This grueling routine went on day after day for weeks and I could see the toll it was taking on my Father. It was Friday, noon. My younger brother, my dad and I decided to go for lunch around the corner from hospital at a local deli situated in one of Southern Florida’s gazillion strip malls.
That’s when it happened –
As I was exiting the strip mall, standing under the Marquis, I noticed an elderly man. The only reason I noticed him was because he was wearing a beige jacket and matching baseball cap in 98 degree (with 98% humidity) weather. He looked like George Burns in the movie Oh G-d! The only thing missing was the cigar. I wondered how long he was standing out there in the sweltering heat. As I approached the exit the old man raised his hand waving at our car. I slowed down and opened the window to see what he wanted.
“Farshtaist Yiddish?” he asked.
I said no, and his broken English he said that he missed his bus, the next one doesn’t come for an hour and asked if we could give him a lift to the hospital to see his wife who was a patient.
He got in the back seat with my brother and they began talking.
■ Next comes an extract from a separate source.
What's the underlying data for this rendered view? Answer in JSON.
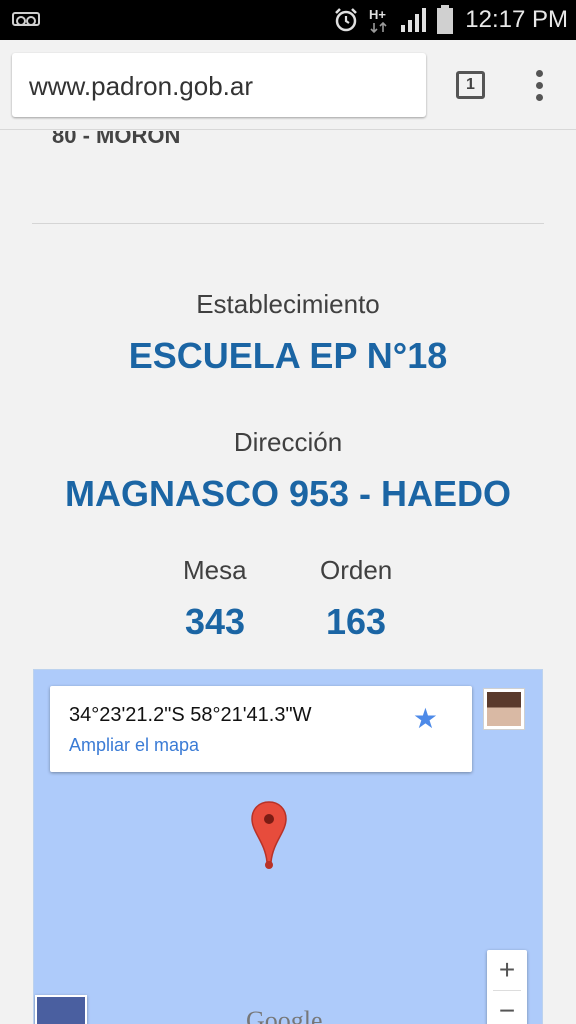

He said he didn’t know how much longer he could stand out in the heat and thanked us for stopping to give him a lift. He went on to say that his wife has been in the hospital for several weeks and he goes every day to visit her.
“We’ve been married for almost 65 years” he said. “We are from Poland and I never missed a day being with my wife in all these years”. My brother said “it’s our pleasure to be able to help you, our mother is in the hospital too and we are going back to be with her, She’s from Poland too, a small town called Kriluv”. The old man smiled and said, “ I know Kriluv, it not too far from my home town ( I can’t recall the name of his home town).
As I was listening to this conversation all I could see was you on the Bemah telling that story of the woman who was supposed to meet G-d and couldn’t be bothered with the people that came to her for help.
At that moment I couldn’t help but think to myself – Can this be? Can this be the angel sent to help? Has he really heard my cries for help?
I pulled up to the entrance to hospital to let the man off. We wished him well and a Refuah Shlamah for his wife. He shook all of our hands and as he got out of the car he turned to us and said in his thick Yiddish accent – “thank you for the ride, it was a mitzvah and Don’t worry -everything will be OK.”
A chill ran through my body and tears started to roll down face. I couldn’t believe what just happened.
A week later my mother was released from ICU to another facility where she spent 4 months in rehab. She just came home last week. The Doctor’s were amazed at her turnaround and how dramatic her recovery was. Take their amazement and multiply it by 1000 and you get the sense of how amazed my father, brothers and I were with her recovery.
That’s my story. Again, thank you for being my thread. I want to wish you and your family a very Happy and Healthy Shana Tova. I am looking forward to seeing you at the Hyatt again this year.
Kindest Personal Regards,